(Task to complete):
Each line that includes the word "checked" should be copied from the records.
*** Input material ***
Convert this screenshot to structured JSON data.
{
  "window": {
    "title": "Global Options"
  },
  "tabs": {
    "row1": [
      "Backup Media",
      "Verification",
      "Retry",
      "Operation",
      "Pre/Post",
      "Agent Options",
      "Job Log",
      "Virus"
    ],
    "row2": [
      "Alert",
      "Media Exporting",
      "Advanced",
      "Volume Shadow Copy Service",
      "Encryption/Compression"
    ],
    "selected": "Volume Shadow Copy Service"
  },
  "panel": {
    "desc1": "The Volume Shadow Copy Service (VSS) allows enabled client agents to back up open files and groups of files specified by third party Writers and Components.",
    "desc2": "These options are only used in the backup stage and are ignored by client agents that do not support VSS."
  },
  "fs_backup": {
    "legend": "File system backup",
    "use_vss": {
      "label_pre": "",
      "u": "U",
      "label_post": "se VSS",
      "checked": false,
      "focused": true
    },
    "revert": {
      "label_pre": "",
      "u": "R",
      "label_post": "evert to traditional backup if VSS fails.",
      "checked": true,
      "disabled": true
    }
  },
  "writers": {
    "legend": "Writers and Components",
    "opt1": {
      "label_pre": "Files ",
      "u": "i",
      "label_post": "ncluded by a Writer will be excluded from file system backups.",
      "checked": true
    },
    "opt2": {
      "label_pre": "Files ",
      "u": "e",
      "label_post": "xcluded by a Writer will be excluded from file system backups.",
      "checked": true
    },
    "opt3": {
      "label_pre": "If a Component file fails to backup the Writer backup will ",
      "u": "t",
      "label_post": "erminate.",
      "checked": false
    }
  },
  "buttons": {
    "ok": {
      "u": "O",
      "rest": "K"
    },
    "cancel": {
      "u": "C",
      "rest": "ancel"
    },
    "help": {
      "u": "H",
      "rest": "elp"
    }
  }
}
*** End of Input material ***
(Solution for this task):
      "checked": false,
      "checked": true,
      "checked": true
      "checked": true
      "checked": false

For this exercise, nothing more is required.